▸ STUDY MATERIAL:
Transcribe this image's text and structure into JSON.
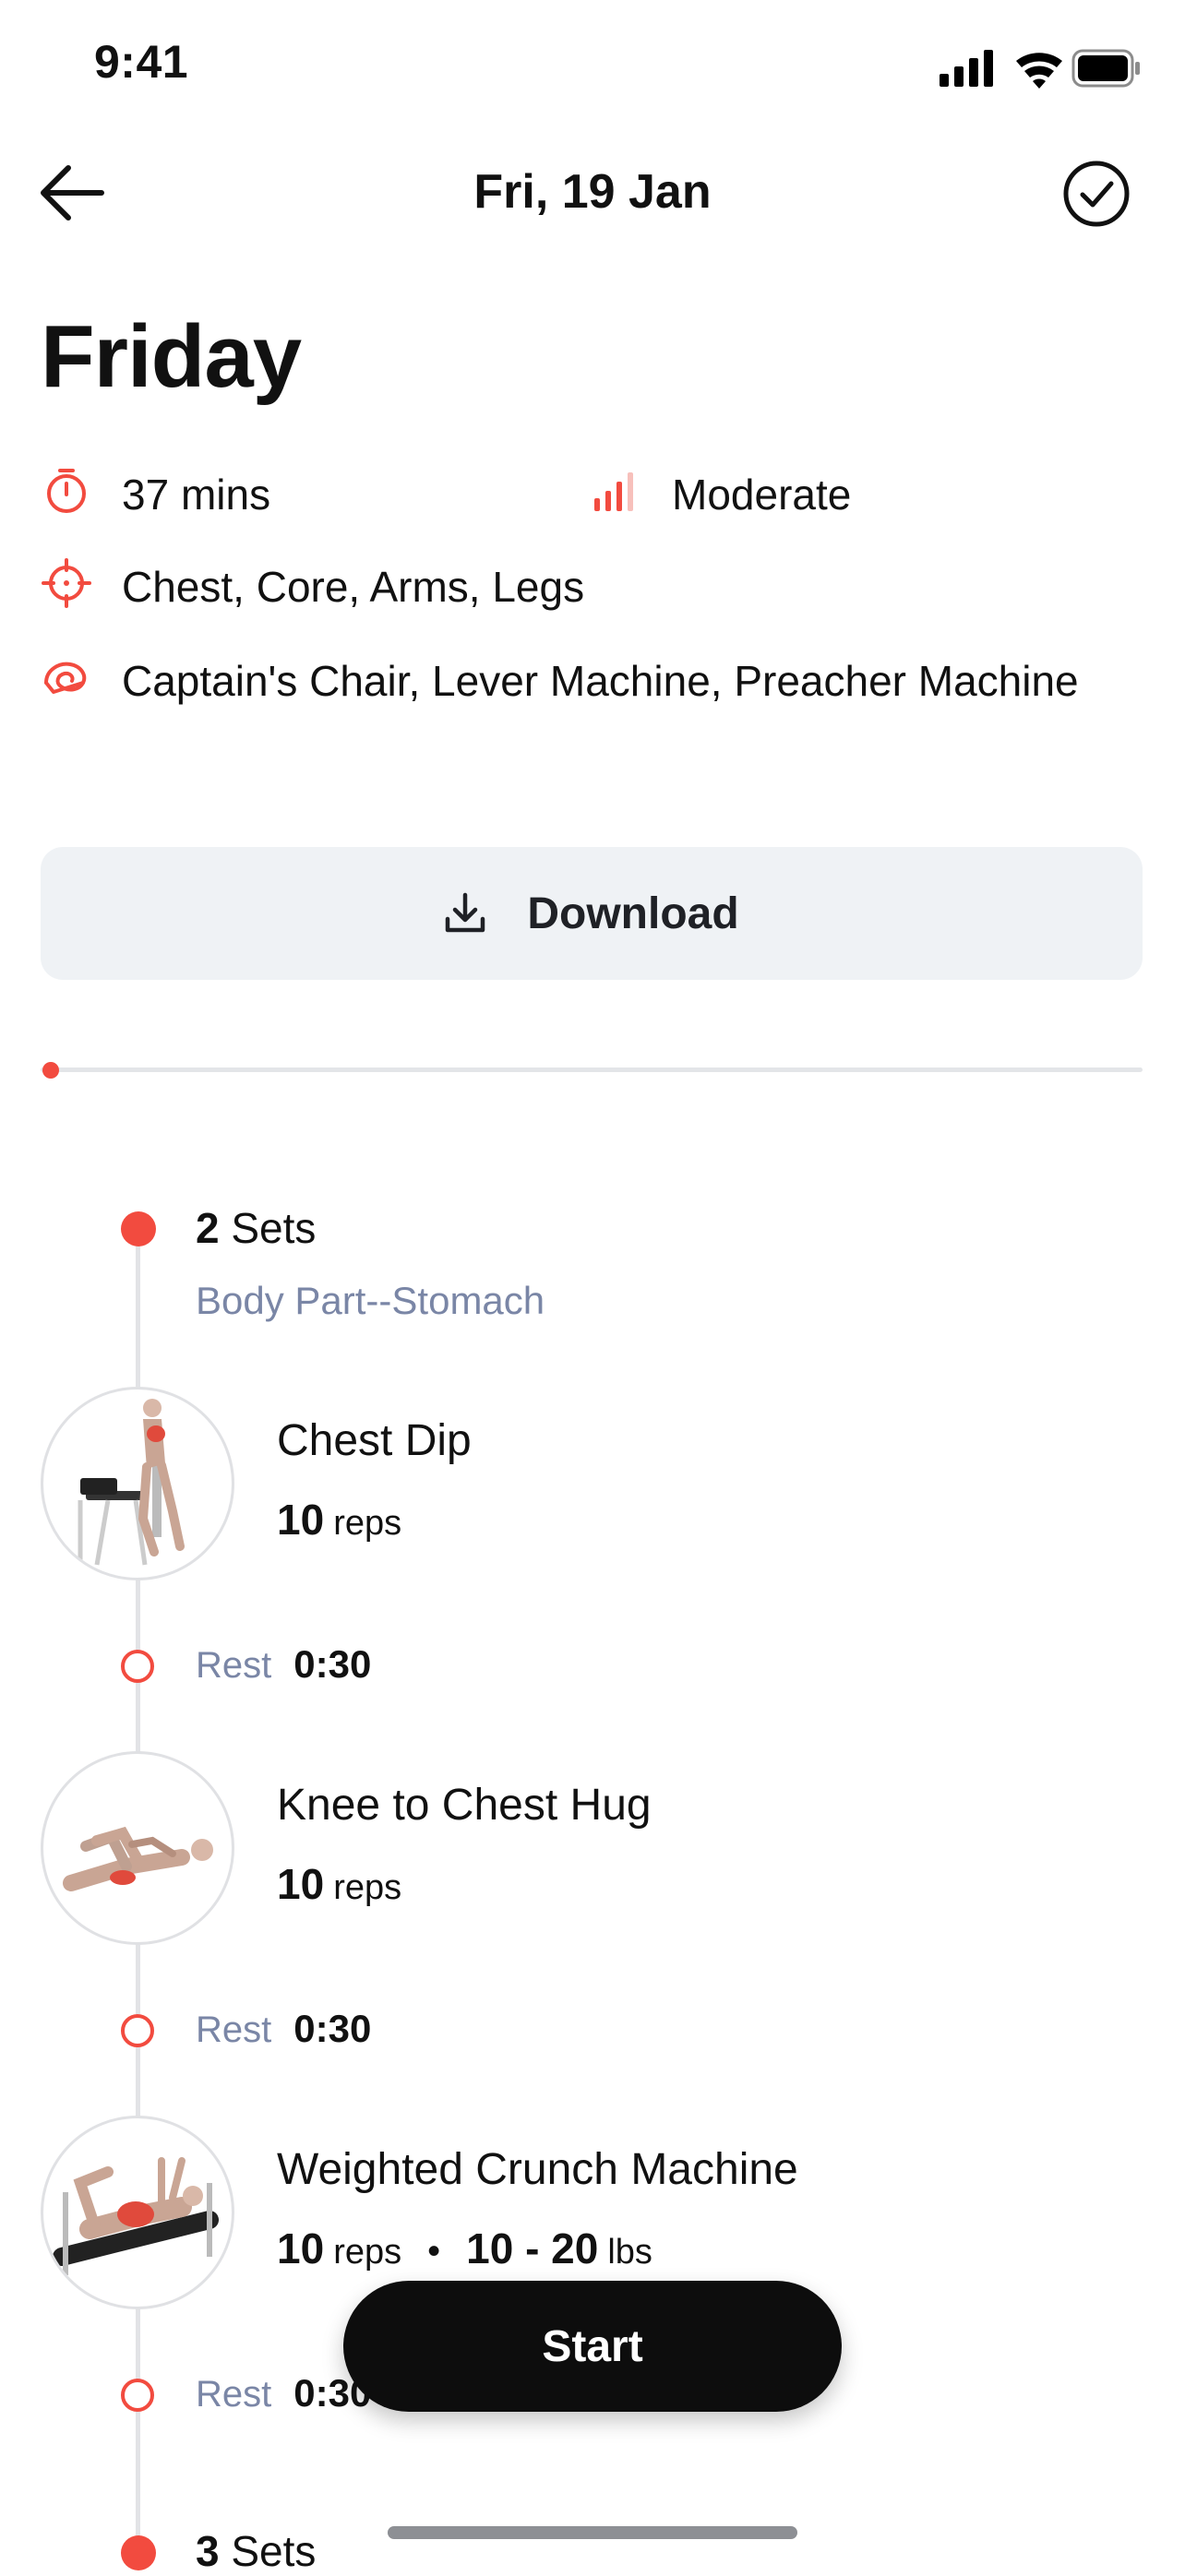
{
  "status_bar": {
    "time": "9:41"
  },
  "nav": {
    "title": "Fri, 19 Jan"
  },
  "workout": {
    "title": "Friday",
    "duration": "37 mins",
    "intensity": "Moderate",
    "target_muscles": "Chest, Core, Arms, Legs",
    "equipment": "Captain's Chair, Lever Machine, Preacher Machine"
  },
  "download": {
    "label": "Download"
  },
  "groups": [
    {
      "sets_count": "2",
      "sets_word": "Sets",
      "body_part": "Body Part--Stomach",
      "exercises": [
        {
          "name": "Chest Dip",
          "reps": "10",
          "reps_unit": "reps"
        },
        {
          "name": "Knee to Chest Hug",
          "reps": "10",
          "reps_unit": "reps"
        },
        {
          "name": "Weighted Crunch Machine",
          "reps": "10",
          "reps_unit": "reps",
          "separator": "•",
          "weight": "10 - 20",
          "weight_unit": "lbs"
        }
      ],
      "rests": [
        {
          "label": "Rest",
          "time": "0:30"
        },
        {
          "label": "Rest",
          "time": "0:30"
        },
        {
          "label": "Rest",
          "time": "0:30"
        }
      ]
    },
    {
      "sets_count": "3",
      "sets_word": "Sets"
    }
  ],
  "start": {
    "label": "Start"
  },
  "colors": {
    "accent": "#f24b3f",
    "secondary_text": "#7a86a6",
    "button_bg": "#eff2f5"
  },
  "icons": {
    "duration": "stopwatch-icon",
    "intensity": "signal-bars-icon",
    "target": "crosshair-icon",
    "equipment": "equipment-icon",
    "download": "download-icon",
    "back": "arrow-left-icon",
    "complete": "check-circle-icon"
  }
}
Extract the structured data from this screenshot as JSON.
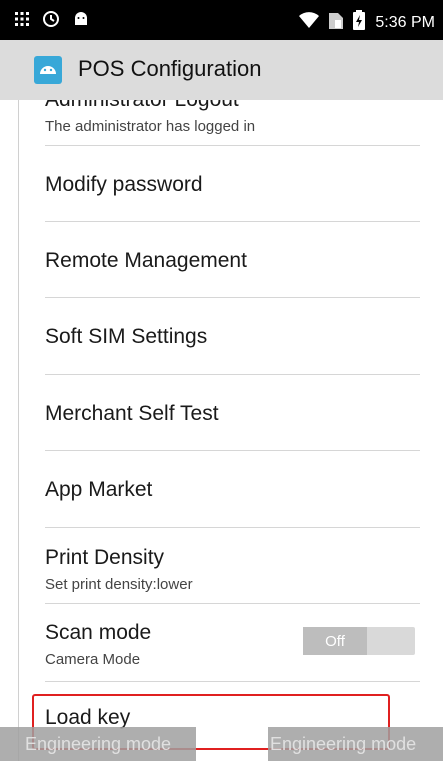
{
  "status_bar": {
    "time": "5:36 PM",
    "left_icons": [
      "grid-icon",
      "clock-icon",
      "android-icon"
    ],
    "right_icons": [
      "wifi-icon",
      "sim-icon",
      "battery-charging-icon"
    ]
  },
  "app_bar": {
    "title": "POS Configuration",
    "icon_color": "#38A8D8"
  },
  "settings": [
    {
      "title": "Administrator Logout",
      "summary": "The administrator has logged in"
    },
    {
      "title": "Modify password"
    },
    {
      "title": "Remote Management"
    },
    {
      "title": "Soft SIM Settings"
    },
    {
      "title": "Merchant Self Test"
    },
    {
      "title": "App Market"
    },
    {
      "title": "Print Density",
      "summary": "Set print density:lower"
    },
    {
      "title": "Scan mode",
      "summary": "Camera Mode",
      "toggle": "Off"
    },
    {
      "title": "Load key"
    }
  ],
  "overlay_buttons": {
    "left": "Engineering mode",
    "right": "Engineering mode"
  },
  "highlight_color": "#E02020"
}
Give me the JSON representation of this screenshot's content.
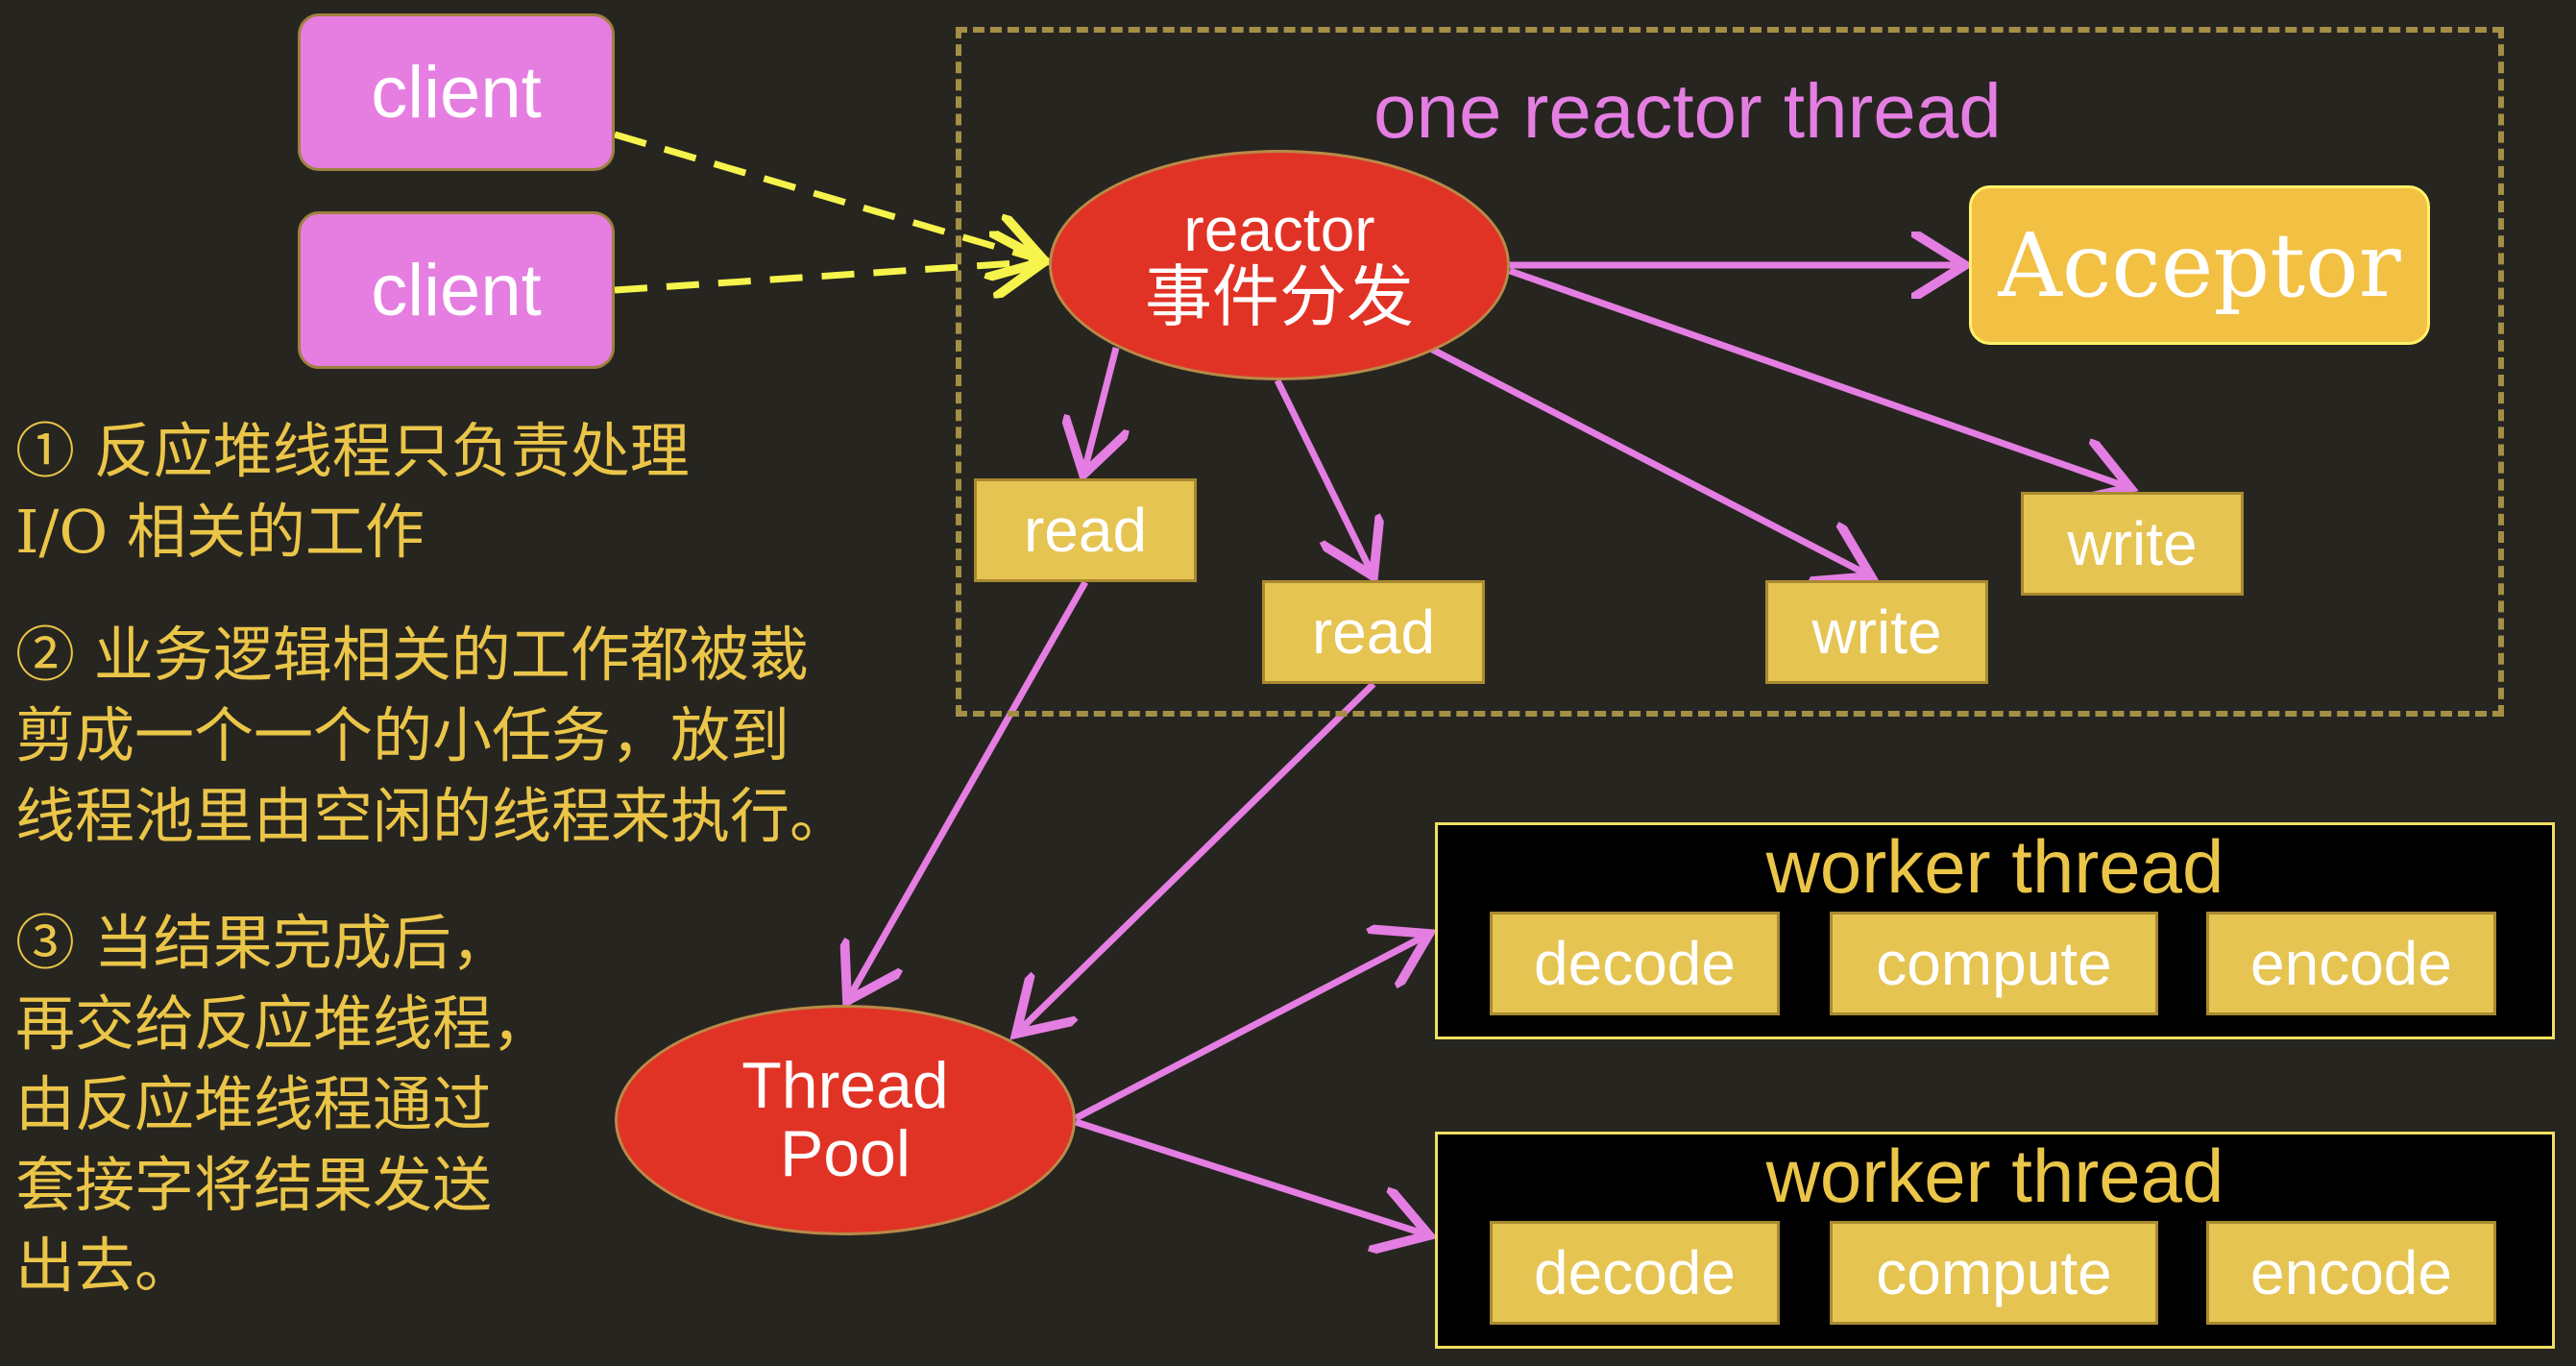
{
  "colors": {
    "background": "#272520",
    "client": "#e57ee0",
    "ellipse": "#e13325",
    "op_box": "#e6c452",
    "acceptor": "#f2c042",
    "arrow": "#e47ee2",
    "client_arrow": "#f6f44c",
    "frame_border": "#a38f45",
    "note_text": "#eac548"
  },
  "clients": [
    {
      "label": "client"
    },
    {
      "label": "client"
    }
  ],
  "reactor_frame": {
    "title": "one reactor thread"
  },
  "reactor": {
    "line1": "reactor",
    "line2": "事件分发"
  },
  "acceptor": {
    "label": "Acceptor"
  },
  "ops": {
    "read1": "read",
    "read2": "read",
    "write1": "write",
    "write2": "write"
  },
  "thread_pool": {
    "line1": "Thread",
    "line2": "Pool"
  },
  "workers": [
    {
      "title": "worker thread",
      "tasks": [
        "decode",
        "compute",
        "encode"
      ]
    },
    {
      "title": "worker thread",
      "tasks": [
        "decode",
        "compute",
        "encode"
      ]
    }
  ],
  "notes": [
    "① 反应堆线程只负责处理\nI/O 相关的工作",
    "② 业务逻辑相关的工作都被裁\n剪成一个一个的小任务，放到\n线程池里由空闲的线程来执行。",
    "③ 当结果完成后，\n再交给反应堆线程，\n由反应堆线程通过\n套接字将结果发送\n出去。"
  ]
}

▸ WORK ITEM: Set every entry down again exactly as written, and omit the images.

▸ ANSWER SPACE:
Transcribe this image's text and structure into JSON.
{
  "status_bar": {
    "time": "9:41"
  },
  "nav": {
    "title": "Fri, 19 Jan"
  },
  "workout": {
    "title": "Friday",
    "duration": "37 mins",
    "intensity": "Moderate",
    "target_muscles": "Chest, Core, Arms, Legs",
    "equipment": "Captain's Chair, Lever Machine, Preacher Machine"
  },
  "download": {
    "label": "Download"
  },
  "groups": [
    {
      "sets_count": "2",
      "sets_word": "Sets",
      "body_part": "Body Part--Stomach",
      "exercises": [
        {
          "name": "Chest Dip",
          "reps": "10",
          "reps_unit": "reps"
        },
        {
          "name": "Knee to Chest Hug",
          "reps": "10",
          "reps_unit": "reps"
        },
        {
          "name": "Weighted Crunch Machine",
          "reps": "10",
          "reps_unit": "reps",
          "separator": "•",
          "weight": "10 - 20",
          "weight_unit": "lbs"
        }
      ],
      "rests": [
        {
          "label": "Rest",
          "time": "0:30"
        },
        {
          "label": "Rest",
          "time": "0:30"
        },
        {
          "label": "Rest",
          "time": "0:30"
        }
      ]
    },
    {
      "sets_count": "3",
      "sets_word": "Sets"
    }
  ],
  "start": {
    "label": "Start"
  },
  "colors": {
    "accent": "#f24b3f",
    "secondary_text": "#7a86a6",
    "button_bg": "#eff2f5"
  },
  "icons": {
    "duration": "stopwatch-icon",
    "intensity": "signal-bars-icon",
    "target": "crosshair-icon",
    "equipment": "equipment-icon",
    "download": "download-icon",
    "back": "arrow-left-icon",
    "complete": "check-circle-icon"
  }
}
Extract the structured data from this screenshot as JSON.
{
  "status_bar": {
    "time": "5:36 PM",
    "left_icons": [
      "grid-icon",
      "clock-icon",
      "android-icon"
    ],
    "right_icons": [
      "wifi-icon",
      "sim-icon",
      "battery-charging-icon"
    ]
  },
  "app_bar": {
    "title": "POS Configuration",
    "icon_color": "#38A8D8"
  },
  "settings": [
    {
      "title": "Administrator Logout",
      "summary": "The administrator has logged in"
    },
    {
      "title": "Modify password"
    },
    {
      "title": "Remote Management"
    },
    {
      "title": "Soft SIM Settings"
    },
    {
      "title": "Merchant Self Test"
    },
    {
      "title": "App Market"
    },
    {
      "title": "Print Density",
      "summary": "Set print density:lower"
    },
    {
      "title": "Scan mode",
      "summary": "Camera Mode",
      "toggle": "Off"
    },
    {
      "title": "Load key"
    }
  ],
  "overlay_buttons": {
    "left": "Engineering mode",
    "right": "Engineering mode"
  },
  "highlight_color": "#E02020"
}
Give me the JSON representation of this screenshot's content.
{
  "colors": {
    "background": "#272520",
    "client": "#e57ee0",
    "ellipse": "#e13325",
    "op_box": "#e6c452",
    "acceptor": "#f2c042",
    "arrow": "#e47ee2",
    "client_arrow": "#f6f44c",
    "frame_border": "#a38f45",
    "note_text": "#eac548"
  },
  "clients": [
    {
      "label": "client"
    },
    {
      "label": "client"
    }
  ],
  "reactor_frame": {
    "title": "one reactor thread"
  },
  "reactor": {
    "line1": "reactor",
    "line2": "事件分发"
  },
  "acceptor": {
    "label": "Acceptor"
  },
  "ops": {
    "read1": "read",
    "read2": "read",
    "write1": "write",
    "write2": "write"
  },
  "thread_pool": {
    "line1": "Thread",
    "line2": "Pool"
  },
  "workers": [
    {
      "title": "worker thread",
      "tasks": [
        "decode",
        "compute",
        "encode"
      ]
    },
    {
      "title": "worker thread",
      "tasks": [
        "decode",
        "compute",
        "encode"
      ]
    }
  ],
  "notes": [
    "① 反应堆线程只负责处理\nI/O 相关的工作",
    "② 业务逻辑相关的工作都被裁\n剪成一个一个的小任务，放到\n线程池里由空闲的线程来执行。",
    "③ 当结果完成后，\n再交给反应堆线程，\n由反应堆线程通过\n套接字将结果发送\n出去。"
  ]
}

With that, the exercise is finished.